Source records
= = = = =

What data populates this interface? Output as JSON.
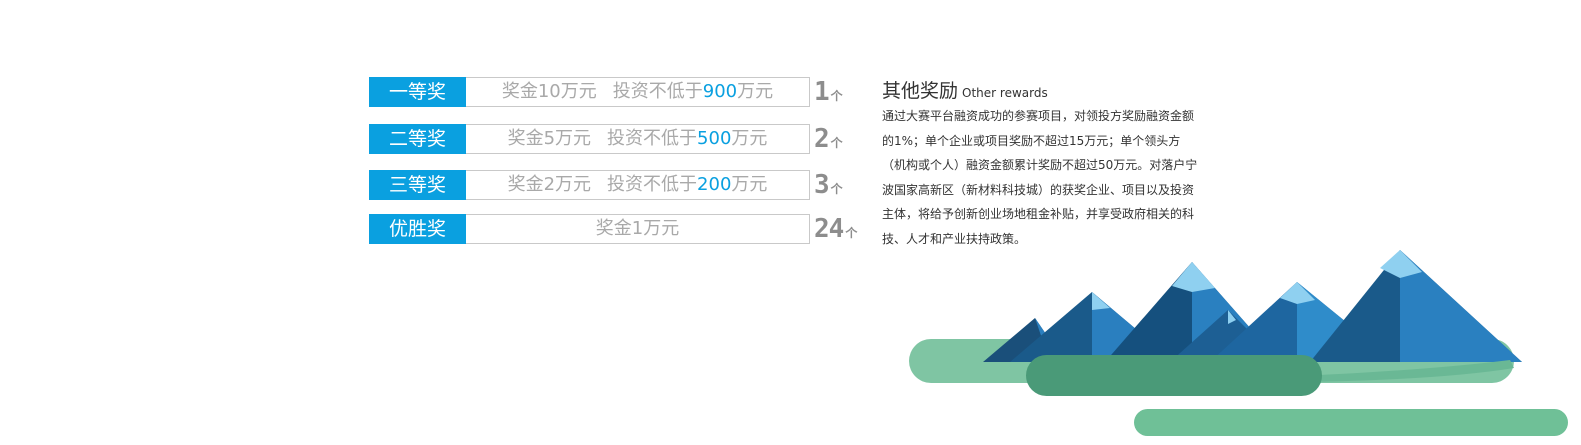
{
  "prizes": [
    {
      "label": "一等奖",
      "text_before": "奖金10万元",
      "text_invest": "投资不低于",
      "amount": "900",
      "text_after": "万元",
      "count": "1",
      "unit": "个"
    },
    {
      "label": "二等奖",
      "text_before": "奖金5万元",
      "text_invest": "投资不低于",
      "amount": "500",
      "text_after": "万元",
      "count": "2",
      "unit": "个"
    },
    {
      "label": "三等奖",
      "text_before": "奖金2万元",
      "text_invest": "投资不低于",
      "amount": "200",
      "text_after": "万元",
      "count": "3",
      "unit": "个"
    },
    {
      "label": "优胜奖",
      "text_before": "奖金1万元",
      "count": "24",
      "unit": "个"
    }
  ],
  "other_rewards": {
    "title_cn": "其他奖励",
    "title_en": "Other rewards",
    "body": "通过大赛平台融资成功的参赛项目，对领投方奖励融资金额的1%；单个企业或项目奖励不超过15万元；单个领头方（机构或个人）融资金额累计奖励不超过50万元。对落户宁波国家高新区（新材料科技城）的获奖企业、项目以及投资主体，将给予创新创业场地租金补贴，并享受政府相关的科技、人才和产业扶持政策。"
  },
  "colors": {
    "accent": "#0aa0e0",
    "text_gray": "#a9a9a9",
    "mountain_dark": "#1a4f7a",
    "mountain_mid": "#2a7fbf",
    "mountain_light": "#8fd0f0",
    "green_light": "#7fc5a3",
    "green_dark": "#4a9a78"
  }
}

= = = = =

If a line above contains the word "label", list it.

      "label": "一等奖",
      "label": "二等奖",
      "label": "三等奖",
      "label": "优胜奖",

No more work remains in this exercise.